One of my other things is working with electronics; and whilst it may not seem like a first line marriage between electronics and photography, trust me, it’s a useful thing to have in the tool kit.
Around and about there are either photography gadgets that cost a lot of money, or they don’t exist; and rather unsurprisingly a lot of them aren’t that difficult to put together but because of the market for them (or lack of) then that makes them hard to get in to.
With the catch-22 situation of having a need for something, and only having a limited use or not enough budget on it, I’ve built up things for the purpose and if I get around to doing so, I’ll be putting some bits up on here.
I work a lot with micro-controllers, and some people will take a sharp intake of breath and think “Arduino basher”, which sometimes is true, sometimes not because the Arduino is nothing more than a development platform, it’s the chip that is king.

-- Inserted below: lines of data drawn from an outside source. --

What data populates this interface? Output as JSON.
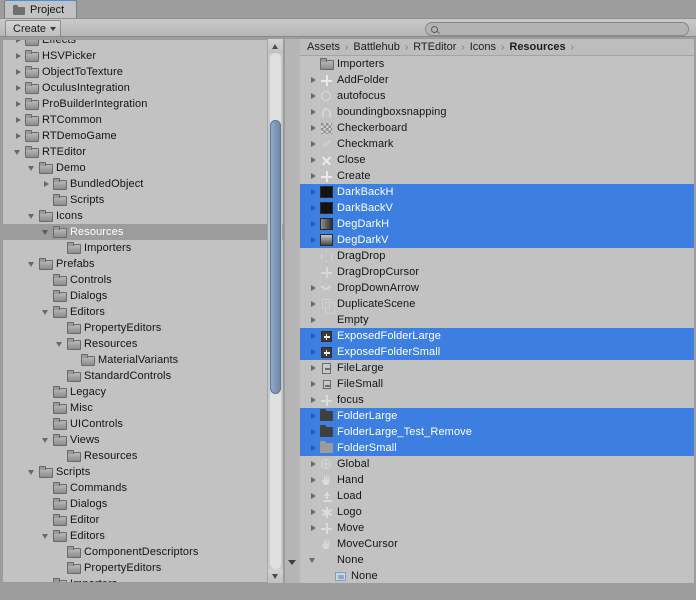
{
  "window": {
    "tab_label": "Project",
    "tab_icon": "folder-icon"
  },
  "toolbar": {
    "create_label": "Create",
    "create_caret_icon": "caret-down-icon",
    "search_placeholder": "",
    "search_value": "",
    "search_icon": "search-icon"
  },
  "breadcrumb": {
    "separator": "›",
    "items": [
      {
        "label": "Assets",
        "current": false
      },
      {
        "label": "Battlehub",
        "current": false
      },
      {
        "label": "RTEditor",
        "current": false
      },
      {
        "label": "Icons",
        "current": false
      },
      {
        "label": "Resources",
        "current": true
      }
    ]
  },
  "colors": {
    "selection_blue": "#3c7fe0",
    "selection_gray": "#9c9c9c",
    "panel_bg": "#c2c2c2",
    "window_bg": "#9d9d9d",
    "tab_accent": "#4a90d9"
  },
  "tree": {
    "clipped_top_item": "Effects",
    "items": [
      {
        "label": "Effects",
        "indent": 1,
        "arrow": "right",
        "icon": "folder-icon",
        "selected": false,
        "clipped": true
      },
      {
        "label": "HSVPicker",
        "indent": 1,
        "arrow": "right",
        "icon": "folder-icon",
        "selected": false
      },
      {
        "label": "ObjectToTexture",
        "indent": 1,
        "arrow": "right",
        "icon": "folder-icon",
        "selected": false
      },
      {
        "label": "OculusIntegration",
        "indent": 1,
        "arrow": "right",
        "icon": "folder-icon",
        "selected": false
      },
      {
        "label": "ProBuilderIntegration",
        "indent": 1,
        "arrow": "right",
        "icon": "folder-icon",
        "selected": false
      },
      {
        "label": "RTCommon",
        "indent": 1,
        "arrow": "right",
        "icon": "folder-icon",
        "selected": false
      },
      {
        "label": "RTDemoGame",
        "indent": 1,
        "arrow": "right",
        "icon": "folder-icon",
        "selected": false
      },
      {
        "label": "RTEditor",
        "indent": 1,
        "arrow": "down",
        "icon": "folder-icon",
        "selected": false
      },
      {
        "label": "Demo",
        "indent": 2,
        "arrow": "down",
        "icon": "folder-icon",
        "selected": false
      },
      {
        "label": "BundledObject",
        "indent": 3,
        "arrow": "right",
        "icon": "folder-icon",
        "selected": false
      },
      {
        "label": "Scripts",
        "indent": 3,
        "arrow": "none",
        "icon": "folder-icon",
        "selected": false
      },
      {
        "label": "Icons",
        "indent": 2,
        "arrow": "down",
        "icon": "folder-icon",
        "selected": false
      },
      {
        "label": "Resources",
        "indent": 3,
        "arrow": "down",
        "icon": "folder-icon",
        "selected": true
      },
      {
        "label": "Importers",
        "indent": 4,
        "arrow": "none",
        "icon": "folder-icon",
        "selected": false
      },
      {
        "label": "Prefabs",
        "indent": 2,
        "arrow": "down",
        "icon": "folder-icon",
        "selected": false
      },
      {
        "label": "Controls",
        "indent": 3,
        "arrow": "none",
        "icon": "folder-icon",
        "selected": false
      },
      {
        "label": "Dialogs",
        "indent": 3,
        "arrow": "none",
        "icon": "folder-icon",
        "selected": false
      },
      {
        "label": "Editors",
        "indent": 3,
        "arrow": "down",
        "icon": "folder-icon",
        "selected": false
      },
      {
        "label": "PropertyEditors",
        "indent": 4,
        "arrow": "none",
        "icon": "folder-icon",
        "selected": false
      },
      {
        "label": "Resources",
        "indent": 4,
        "arrow": "down",
        "icon": "folder-icon",
        "selected": false
      },
      {
        "label": "MaterialVariants",
        "indent": 5,
        "arrow": "none",
        "icon": "folder-icon",
        "selected": false
      },
      {
        "label": "StandardControls",
        "indent": 4,
        "arrow": "none",
        "icon": "folder-icon",
        "selected": false
      },
      {
        "label": "Legacy",
        "indent": 3,
        "arrow": "none",
        "icon": "folder-icon",
        "selected": false
      },
      {
        "label": "Misc",
        "indent": 3,
        "arrow": "none",
        "icon": "folder-icon",
        "selected": false
      },
      {
        "label": "UIControls",
        "indent": 3,
        "arrow": "none",
        "icon": "folder-icon",
        "selected": false
      },
      {
        "label": "Views",
        "indent": 3,
        "arrow": "down",
        "icon": "folder-icon",
        "selected": false
      },
      {
        "label": "Resources",
        "indent": 4,
        "arrow": "none",
        "icon": "folder-icon",
        "selected": false
      },
      {
        "label": "Scripts",
        "indent": 2,
        "arrow": "down",
        "icon": "folder-icon",
        "selected": false
      },
      {
        "label": "Commands",
        "indent": 3,
        "arrow": "none",
        "icon": "folder-icon",
        "selected": false
      },
      {
        "label": "Dialogs",
        "indent": 3,
        "arrow": "none",
        "icon": "folder-icon",
        "selected": false
      },
      {
        "label": "Editor",
        "indent": 3,
        "arrow": "none",
        "icon": "folder-icon",
        "selected": false
      },
      {
        "label": "Editors",
        "indent": 3,
        "arrow": "down",
        "icon": "folder-icon",
        "selected": false
      },
      {
        "label": "ComponentDescriptors",
        "indent": 4,
        "arrow": "none",
        "icon": "folder-icon",
        "selected": false
      },
      {
        "label": "PropertyEditors",
        "indent": 4,
        "arrow": "none",
        "icon": "folder-icon",
        "selected": false
      },
      {
        "label": "Importers",
        "indent": 3,
        "arrow": "none",
        "icon": "folder-icon",
        "selected": false
      }
    ]
  },
  "assets": {
    "items": [
      {
        "label": "Importers",
        "arrow": "none",
        "icon": "folder-icon",
        "selected": false
      },
      {
        "label": "AddFolder",
        "arrow": "right",
        "icon": "plus-icon",
        "selected": false
      },
      {
        "label": "autofocus",
        "arrow": "right",
        "icon": "circle-icon",
        "selected": false
      },
      {
        "label": "boundingboxsnapping",
        "arrow": "right",
        "icon": "magnet-icon",
        "selected": false
      },
      {
        "label": "Checkerboard",
        "arrow": "right",
        "icon": "checkerboard-icon",
        "selected": false
      },
      {
        "label": "Checkmark",
        "arrow": "right",
        "icon": "checkmark-icon",
        "selected": false
      },
      {
        "label": "Close",
        "arrow": "right",
        "icon": "close-x-icon",
        "selected": false
      },
      {
        "label": "Create",
        "arrow": "right",
        "icon": "plus-icon",
        "selected": false
      },
      {
        "label": "DarkBackH",
        "arrow": "right",
        "icon": "swatch-dark-icon",
        "selected": true
      },
      {
        "label": "DarkBackV",
        "arrow": "right",
        "icon": "swatch-dark-icon",
        "selected": true
      },
      {
        "label": "DegDarkH",
        "arrow": "right",
        "icon": "swatch-gradient-h-icon",
        "selected": true
      },
      {
        "label": "DegDarkV",
        "arrow": "right",
        "icon": "swatch-gradient-v-icon",
        "selected": true
      },
      {
        "label": "DragDrop",
        "arrow": "none",
        "icon": "cube-icon",
        "selected": false
      },
      {
        "label": "DragDropCursor",
        "arrow": "none",
        "icon": "move-cursor-icon",
        "selected": false
      },
      {
        "label": "DropDownArrow",
        "arrow": "right",
        "icon": "chevron-down-icon",
        "selected": false
      },
      {
        "label": "DuplicateScene",
        "arrow": "right",
        "icon": "duplicate-icon",
        "selected": false
      },
      {
        "label": "Empty",
        "arrow": "right",
        "icon": "blank-icon",
        "selected": false
      },
      {
        "label": "ExposedFolderLarge",
        "arrow": "right",
        "icon": "exposed-folder-icon",
        "selected": true
      },
      {
        "label": "ExposedFolderSmall",
        "arrow": "right",
        "icon": "exposed-folder-icon",
        "selected": true
      },
      {
        "label": "FileLarge",
        "arrow": "right",
        "icon": "file-icon",
        "selected": false
      },
      {
        "label": "FileSmall",
        "arrow": "right",
        "icon": "file-small-icon",
        "selected": false
      },
      {
        "label": "focus",
        "arrow": "right",
        "icon": "focus-icon",
        "selected": false
      },
      {
        "label": "FolderLarge",
        "arrow": "right",
        "icon": "folder-dark-icon",
        "selected": true
      },
      {
        "label": "FolderLarge_Test_Remove",
        "arrow": "right",
        "icon": "folder-dark-icon",
        "selected": true
      },
      {
        "label": "FolderSmall",
        "arrow": "right",
        "icon": "folder-light-icon",
        "selected": true
      },
      {
        "label": "Global",
        "arrow": "right",
        "icon": "globe-icon",
        "selected": false
      },
      {
        "label": "Hand",
        "arrow": "right",
        "icon": "hand-icon",
        "selected": false
      },
      {
        "label": "Load",
        "arrow": "right",
        "icon": "upload-icon",
        "selected": false
      },
      {
        "label": "Logo",
        "arrow": "right",
        "icon": "asterisk-icon",
        "selected": false
      },
      {
        "label": "Move",
        "arrow": "right",
        "icon": "move-icon",
        "selected": false
      },
      {
        "label": "MoveCursor",
        "arrow": "none",
        "icon": "hand-cursor-icon",
        "selected": false
      },
      {
        "label": "None",
        "arrow": "down",
        "icon": "blank-icon",
        "selected": false
      },
      {
        "label": "None",
        "arrow": "none",
        "icon": "sprite-icon",
        "selected": false,
        "child": true,
        "clipped": true
      }
    ]
  },
  "scrollbars": {
    "tree_vertical": {
      "thumb_top_pct": 13,
      "thumb_height_pct": 53
    },
    "list_down_arrow_icon": "caret-down-icon"
  }
}
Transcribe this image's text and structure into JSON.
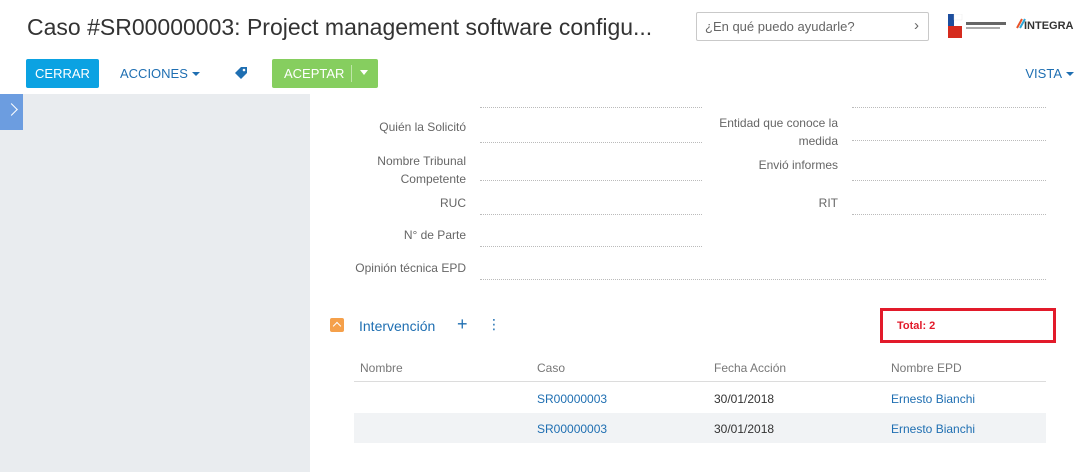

Sometimes I’ll use a dev board, sometimes socketed, sometimes an ATMega, sometimes an ATTiny; and then other times neither as the bits don’t need it.
If there’s something on here that is interesting to you, feel free to use it; but please don’t contact me for things that aren’t covered on here that are outside of the scope of the website, or with issues on your own builds as if they aren’t covered here then they aren’t covered for a reason; and for your own builds, I can’t lay hands on what you are building so I can’t do anything with it.
During the build of the astrograph, I’d decided to use an autoguider based on an ASI120-mini I’d got hanging about for a different project, but with using Astroberry which is based on Debian Linux, that started running in to the snags with the outsized packets and other funky non-standard USB2 issues. Now if that had […]
When I was a kid, I used to spend hours at the local pick your own; but… Different types of raspberries! Even though the Raspberry Pi is now “old tech”, it’s something I’ve only recently started to take seriously; sure I’ve looked at them previously but I’ve never really found a decent use case for […]
Over on Nick Touran’s blog about the barn door tracking code, someone asked a question about making it work on an Arduino; that was a question that piqued my curiosity a bit, but didn’t go one step further until I was challenged again by a friend locally if I could go one better and put […]
At the moment, I’m still testing the tracking system I’ve built; and whilst it’s still not perfect, not by a long way, I’m slowly closing down things that need to be worked up on. After all, it’s a prototype, and when I’ve got it tweaked up and working to how I want it to get […]
Relative to the post here, I’ve been doing some more work on the beast… With the code as written with the additions to shut the system down at 60 minutes, as well as the modifications for interrupts (you are reading Nick’s site aren’t you?), on my rig after an hour I’d got a drift of […]
Some old tech, some thoroughly modern. For a long time I’ve had the itch to go point the camera at the stars, it’s been one of them things that have been in the back of the mind since I moved to where I am and can see loads straight out of the back door. One […]
At the end of the season in 2018, I sat down with the noise maker and started looking at it, wondering what I could do to improve the odds of getting a strike on the camera at any time of the day; in the design I had the forethought to separate the input side of […]
What brought me to this point was working with other triggers, and my favourite is the StrikeFinder V2; I’ve a couple and I really like them but one of the greatest frustrations I’ve faced for years is that a lot of the storms in this area especially during the summer are isolated, and occur in […]
Many years ago, when I got in to lightning photography there wasn’t much, if any resource out there regarding triggering systems. Well, there wasn’t much of an internet to be honest and whilst there were a few resources, there weren’t what we have at our disposal today. The only one I can remember finding when […]
I’ve been working with Arduinos and AVR chips for a few years now in my projects, and one thing I’ve found with all of them if using the ADC for continual reading in conjunction with some form of output switching on a pin (say driving an LED or an opto-isolator) is that I’m not too […]